→ **TASK DESCRIPTION**: In the entries below, count every line with the string "JSON". State the count and nothing else.

→ **LISTED RECORDS**:
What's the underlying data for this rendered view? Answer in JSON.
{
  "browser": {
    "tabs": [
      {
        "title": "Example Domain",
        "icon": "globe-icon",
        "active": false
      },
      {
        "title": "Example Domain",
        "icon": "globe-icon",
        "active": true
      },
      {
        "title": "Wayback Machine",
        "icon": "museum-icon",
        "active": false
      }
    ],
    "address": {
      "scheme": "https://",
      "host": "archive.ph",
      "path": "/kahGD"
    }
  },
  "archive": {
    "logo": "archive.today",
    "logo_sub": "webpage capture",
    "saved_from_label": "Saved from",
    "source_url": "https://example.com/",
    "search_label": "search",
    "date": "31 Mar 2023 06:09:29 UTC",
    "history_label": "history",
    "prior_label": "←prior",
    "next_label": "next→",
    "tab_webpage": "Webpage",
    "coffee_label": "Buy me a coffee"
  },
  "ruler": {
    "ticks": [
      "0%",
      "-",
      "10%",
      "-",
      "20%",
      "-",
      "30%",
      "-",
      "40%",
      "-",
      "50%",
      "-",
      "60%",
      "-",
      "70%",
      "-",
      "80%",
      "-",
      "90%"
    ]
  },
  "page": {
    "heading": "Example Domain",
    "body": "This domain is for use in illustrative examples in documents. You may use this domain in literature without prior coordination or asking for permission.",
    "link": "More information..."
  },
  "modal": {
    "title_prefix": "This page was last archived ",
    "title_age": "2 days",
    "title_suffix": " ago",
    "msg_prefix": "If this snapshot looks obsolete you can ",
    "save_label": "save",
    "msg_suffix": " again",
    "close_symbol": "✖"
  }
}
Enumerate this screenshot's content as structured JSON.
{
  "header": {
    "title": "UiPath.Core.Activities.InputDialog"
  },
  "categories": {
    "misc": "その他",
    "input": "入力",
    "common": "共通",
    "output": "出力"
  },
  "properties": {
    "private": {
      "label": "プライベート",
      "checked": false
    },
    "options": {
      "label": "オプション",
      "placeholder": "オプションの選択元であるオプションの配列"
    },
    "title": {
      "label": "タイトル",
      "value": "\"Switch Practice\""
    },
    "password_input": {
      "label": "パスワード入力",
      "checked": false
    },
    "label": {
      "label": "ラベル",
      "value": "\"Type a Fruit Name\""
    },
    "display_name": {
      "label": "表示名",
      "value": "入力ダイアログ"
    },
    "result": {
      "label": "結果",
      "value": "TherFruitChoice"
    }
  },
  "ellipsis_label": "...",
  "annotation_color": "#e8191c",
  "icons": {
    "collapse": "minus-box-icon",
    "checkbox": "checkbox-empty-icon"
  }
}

→ **ANSWER SECTION**: 2